Özgür Abbak fourth of the series consists of video clips of guitar solos, Abdurrahman Tarikc the / İMECE in the album' Haydar Haydar '' is the work of a stolen guitar solos. The release of that guitar solo; solosuz infrastructure, you can download music and tabs from address.

Özgür Abbak gitar soloları - 1

Özgür Abbak solo 2 (bir albüm çalışmasından...) 'olduğu kadarıyla'

Özgür Abbak gitar soloları - 3

Özgür Abbak gitar soloları - 4

Özgür Abbak solo 1... bir albüm çalışmasından... (grossman audio sound)

Anthony Lipari, Charlie Shaughnessey, Bryan Baker, Tom Geldschläger: Thoren by Thoren - heavy progressive technical metal from Sterling Heights

Thoren by Thoren

1. Gaw Onnen 02:05
2. Gwerlum 05:15
3. Mugsh Burzum 04:08 
4. Ungoliant 02:59
5. Cirith Ungol 03:58
6. Shelob 04:59
released November 26, 2014

Anthony Lipari: Guitars and Composition
Joseph Paquette: Bass
Chris Burrows: Drum Programming

Guest solos by Charlie Shaughnessey and Bryan Baker on Gwerlum and Cirith Ungol respectively.
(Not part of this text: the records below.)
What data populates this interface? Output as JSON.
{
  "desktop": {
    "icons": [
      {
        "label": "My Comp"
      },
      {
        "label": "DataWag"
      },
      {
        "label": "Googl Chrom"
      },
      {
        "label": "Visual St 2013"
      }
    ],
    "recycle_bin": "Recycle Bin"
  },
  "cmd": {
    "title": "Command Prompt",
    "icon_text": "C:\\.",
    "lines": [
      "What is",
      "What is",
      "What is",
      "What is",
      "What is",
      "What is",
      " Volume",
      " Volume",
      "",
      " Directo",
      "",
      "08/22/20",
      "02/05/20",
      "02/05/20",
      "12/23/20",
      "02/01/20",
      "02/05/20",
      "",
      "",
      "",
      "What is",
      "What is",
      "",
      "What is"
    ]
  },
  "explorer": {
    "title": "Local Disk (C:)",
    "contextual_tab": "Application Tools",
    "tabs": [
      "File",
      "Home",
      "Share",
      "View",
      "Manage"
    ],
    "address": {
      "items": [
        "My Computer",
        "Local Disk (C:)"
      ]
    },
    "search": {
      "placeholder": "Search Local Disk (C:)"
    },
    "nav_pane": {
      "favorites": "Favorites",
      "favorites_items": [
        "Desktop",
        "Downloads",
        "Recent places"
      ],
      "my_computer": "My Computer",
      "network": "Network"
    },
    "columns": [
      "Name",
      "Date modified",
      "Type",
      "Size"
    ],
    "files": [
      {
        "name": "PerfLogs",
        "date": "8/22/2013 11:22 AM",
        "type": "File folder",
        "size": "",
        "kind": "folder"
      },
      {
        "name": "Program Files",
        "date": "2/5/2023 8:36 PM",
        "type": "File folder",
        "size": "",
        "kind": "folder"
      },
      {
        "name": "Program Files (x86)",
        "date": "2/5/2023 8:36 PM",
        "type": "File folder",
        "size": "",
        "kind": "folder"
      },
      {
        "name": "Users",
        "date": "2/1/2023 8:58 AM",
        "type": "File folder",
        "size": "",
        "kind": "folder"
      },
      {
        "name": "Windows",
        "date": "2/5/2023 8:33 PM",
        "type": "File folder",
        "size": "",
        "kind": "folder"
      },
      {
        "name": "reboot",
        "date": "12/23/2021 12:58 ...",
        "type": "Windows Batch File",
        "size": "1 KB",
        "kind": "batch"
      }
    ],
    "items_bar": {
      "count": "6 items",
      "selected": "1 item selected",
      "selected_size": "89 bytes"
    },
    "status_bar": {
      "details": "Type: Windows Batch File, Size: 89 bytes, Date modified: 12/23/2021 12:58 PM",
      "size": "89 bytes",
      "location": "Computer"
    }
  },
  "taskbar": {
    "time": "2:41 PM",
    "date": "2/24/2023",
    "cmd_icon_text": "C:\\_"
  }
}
Mixed and Mastered by Colin Marston
tags: death metal metal instrumental progressive metal technical death metal Sterling Heights